“I got really geeked by the idea of creating something that utilized every square inch of the space,” says Core’s Peter Hapstak. “It represents every major buzzword in the industry—preservation, restoration, sustainability, small carbon footprint—and it was kind of cool that you could do that in 500 square feet. Great things can still happen in a small space.”
The compact design fit perfectly with the owners’ locavore ethic, which they became increasingly committed to as they developed the project. Next month, they’re opening a second restaurant in Dupont Circle, next to the farmers’ market, and they took that proximity as a chance to source as much produce as possible from the farmers. “We feel that the carbon footprint of local produce is much smaller, it’s supporting the local economy, and it’s fresher,” Jammet says.

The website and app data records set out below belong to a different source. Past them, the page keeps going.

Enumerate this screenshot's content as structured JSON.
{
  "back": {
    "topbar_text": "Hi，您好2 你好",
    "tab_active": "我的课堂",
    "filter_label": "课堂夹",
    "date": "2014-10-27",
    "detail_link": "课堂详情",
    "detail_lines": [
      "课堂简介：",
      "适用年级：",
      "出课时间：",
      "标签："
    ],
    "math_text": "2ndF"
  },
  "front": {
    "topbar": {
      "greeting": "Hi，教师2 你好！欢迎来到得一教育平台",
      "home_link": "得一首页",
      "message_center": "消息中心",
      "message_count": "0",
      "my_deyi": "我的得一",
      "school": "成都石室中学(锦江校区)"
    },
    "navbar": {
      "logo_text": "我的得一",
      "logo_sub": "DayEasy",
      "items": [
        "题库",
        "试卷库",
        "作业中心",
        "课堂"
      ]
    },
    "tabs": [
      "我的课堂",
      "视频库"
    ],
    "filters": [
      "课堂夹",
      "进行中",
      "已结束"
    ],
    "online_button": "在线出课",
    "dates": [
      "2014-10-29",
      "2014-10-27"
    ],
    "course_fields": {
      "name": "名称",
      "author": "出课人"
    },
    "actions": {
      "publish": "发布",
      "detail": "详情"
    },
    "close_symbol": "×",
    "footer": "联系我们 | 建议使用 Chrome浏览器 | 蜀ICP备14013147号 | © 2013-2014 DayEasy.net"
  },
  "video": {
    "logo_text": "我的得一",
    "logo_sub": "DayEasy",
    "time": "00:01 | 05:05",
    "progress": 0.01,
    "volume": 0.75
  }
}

Though the restaurant is not LEED certified—historic-preservation laws limited what they could do to the building envelope—they tried to extend its sustainability well beyond the design and construction. Sweetgreen gets all of its power from Clean Currents, which produces renewable energy in the D.C. area, and it is one of only three local restaurants certified by the Green Restaurant Association for its vigilant attitude toward waste. “All of our packaging is compostable and made from corn,” Jammet says. “We have a line of reusable products, such as salad bowls and bags, that customers are very fond of. And now our take-out menus are printed on recycled paper with wildflower seeds embedded in them, so you can plant the menus and wildflowers grow.”
Use of a historic building and salvaged wood reduced the consumption of materials.
Daylighting and efficient fluorescent lights lowered energy consumption.
The small space minimized the energy needed for heating and air-conditioning.
ROOM FOR IMPROVEMENT
The old structure hindered the creation of an energy-efficient building envelope.
The restaurant’s take-out operation produces packaging waste.
The landlord-installed HVAC system isn’t energy efficient.
The 2008 IIDA/Metropolis Smart Environments Award Winners: